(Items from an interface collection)
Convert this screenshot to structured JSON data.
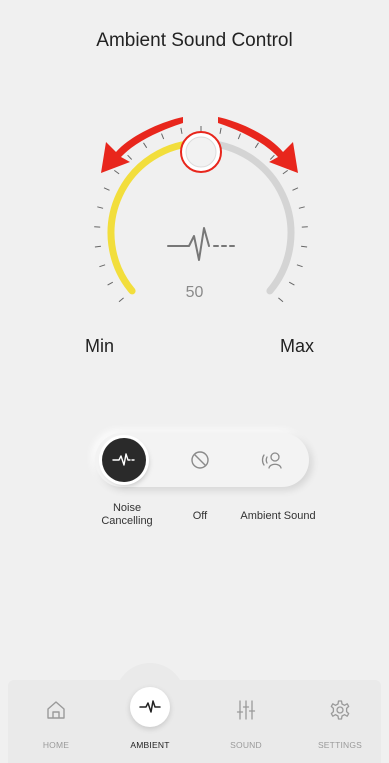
{
  "header": {
    "title": "Ambient Sound Control"
  },
  "dial": {
    "value": "50",
    "level_fraction": 0.5,
    "min_label": "Min",
    "max_label": "Max",
    "active_color": "#f2de3c",
    "inactive_color": "#d4d4d4",
    "arrow_color": "#e8261c",
    "center_icon": "waveform-icon"
  },
  "modes": {
    "selected": "noise_cancelling",
    "items": [
      {
        "id": "noise_cancelling",
        "label": "Noise\nCancelling",
        "icon": "waveform-icon"
      },
      {
        "id": "off",
        "label": "Off",
        "icon": "prohibited-icon"
      },
      {
        "id": "ambient_sound",
        "label": "Ambient Sound",
        "icon": "person-sound-icon"
      }
    ]
  },
  "nav": {
    "items": [
      {
        "label": "HOME",
        "icon": "home-icon"
      },
      {
        "label": "AMBIENT",
        "icon": "waveform-icon"
      },
      {
        "label": "SOUND",
        "icon": "equalizer-icon"
      },
      {
        "label": "SETTINGS",
        "icon": "gear-icon"
      }
    ],
    "active_index": 1
  }
}
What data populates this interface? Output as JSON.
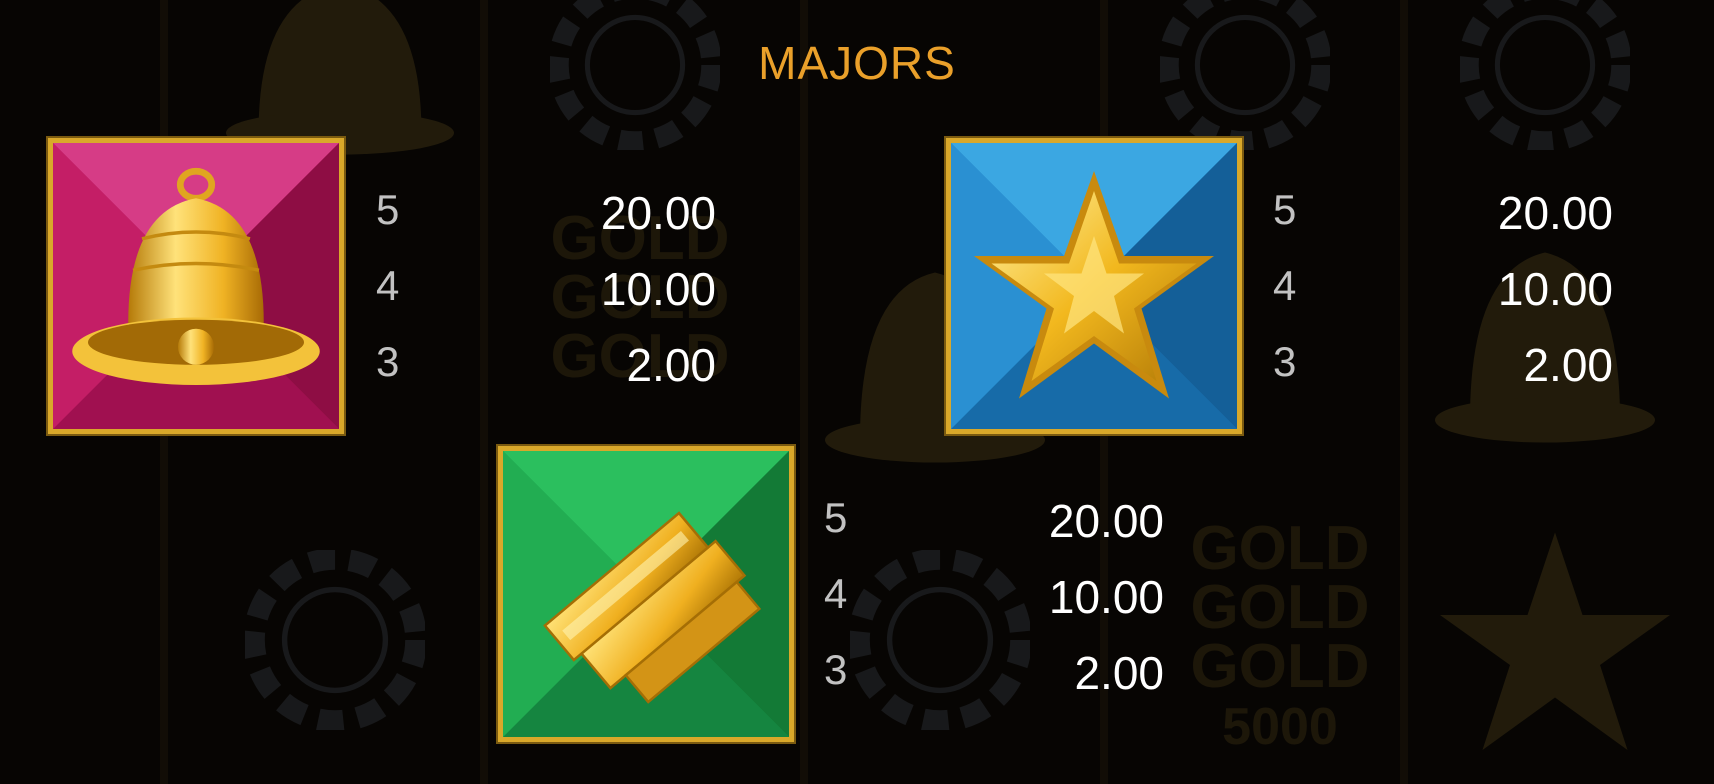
{
  "title": "MAJORS",
  "colors": {
    "title": "#eaa02a",
    "frame": "#d9a82a",
    "count_text": "#c2c2c2",
    "value_text": "#ffffff",
    "bell_tile": "#b5145a",
    "star_tile": "#1f7fc2",
    "gold_tile": "#1c9f4a"
  },
  "symbols": [
    {
      "name": "bell",
      "icon": "bell-icon",
      "payouts": [
        {
          "count": "5",
          "value": "20.00"
        },
        {
          "count": "4",
          "value": "10.00"
        },
        {
          "count": "3",
          "value": "2.00"
        }
      ]
    },
    {
      "name": "star",
      "icon": "star-icon",
      "payouts": [
        {
          "count": "5",
          "value": "20.00"
        },
        {
          "count": "4",
          "value": "10.00"
        },
        {
          "count": "3",
          "value": "2.00"
        }
      ]
    },
    {
      "name": "gold bars",
      "icon": "gold-bars-icon",
      "payouts": [
        {
          "count": "5",
          "value": "20.00"
        },
        {
          "count": "4",
          "value": "10.00"
        },
        {
          "count": "3",
          "value": "2.00"
        }
      ]
    }
  ],
  "background": {
    "gold_text": [
      "GOLD",
      "GOLD",
      "GOLD"
    ],
    "jackpot_value": "5000"
  }
}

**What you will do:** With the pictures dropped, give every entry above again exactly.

**Worked solution:**
Convert this screenshot to structured JSON data.
{
  "header": {
    "title": "Ambient Sound Control"
  },
  "dial": {
    "value": "50",
    "level_fraction": 0.5,
    "min_label": "Min",
    "max_label": "Max",
    "active_color": "#f2de3c",
    "inactive_color": "#d4d4d4",
    "arrow_color": "#e8261c",
    "center_icon": "waveform-icon"
  },
  "modes": {
    "selected": "noise_cancelling",
    "items": [
      {
        "id": "noise_cancelling",
        "label": "Noise\nCancelling",
        "icon": "waveform-icon"
      },
      {
        "id": "off",
        "label": "Off",
        "icon": "prohibited-icon"
      },
      {
        "id": "ambient_sound",
        "label": "Ambient Sound",
        "icon": "person-sound-icon"
      }
    ]
  },
  "nav": {
    "items": [
      {
        "label": "HOME",
        "icon": "home-icon"
      },
      {
        "label": "AMBIENT",
        "icon": "waveform-icon"
      },
      {
        "label": "SOUND",
        "icon": "equalizer-icon"
      },
      {
        "label": "SETTINGS",
        "icon": "gear-icon"
      }
    ],
    "active_index": 1
  }
}
What data populates this interface? Output as JSON.
{
  "title": "MAJORS",
  "colors": {
    "title": "#eaa02a",
    "frame": "#d9a82a",
    "count_text": "#c2c2c2",
    "value_text": "#ffffff",
    "bell_tile": "#b5145a",
    "star_tile": "#1f7fc2",
    "gold_tile": "#1c9f4a"
  },
  "symbols": [
    {
      "name": "bell",
      "icon": "bell-icon",
      "payouts": [
        {
          "count": "5",
          "value": "20.00"
        },
        {
          "count": "4",
          "value": "10.00"
        },
        {
          "count": "3",
          "value": "2.00"
        }
      ]
    },
    {
      "name": "star",
      "icon": "star-icon",
      "payouts": [
        {
          "count": "5",
          "value": "20.00"
        },
        {
          "count": "4",
          "value": "10.00"
        },
        {
          "count": "3",
          "value": "2.00"
        }
      ]
    },
    {
      "name": "gold bars",
      "icon": "gold-bars-icon",
      "payouts": [
        {
          "count": "5",
          "value": "20.00"
        },
        {
          "count": "4",
          "value": "10.00"
        },
        {
          "count": "3",
          "value": "2.00"
        }
      ]
    }
  ],
  "background": {
    "gold_text": [
      "GOLD",
      "GOLD",
      "GOLD"
    ],
    "jackpot_value": "5000"
  }
}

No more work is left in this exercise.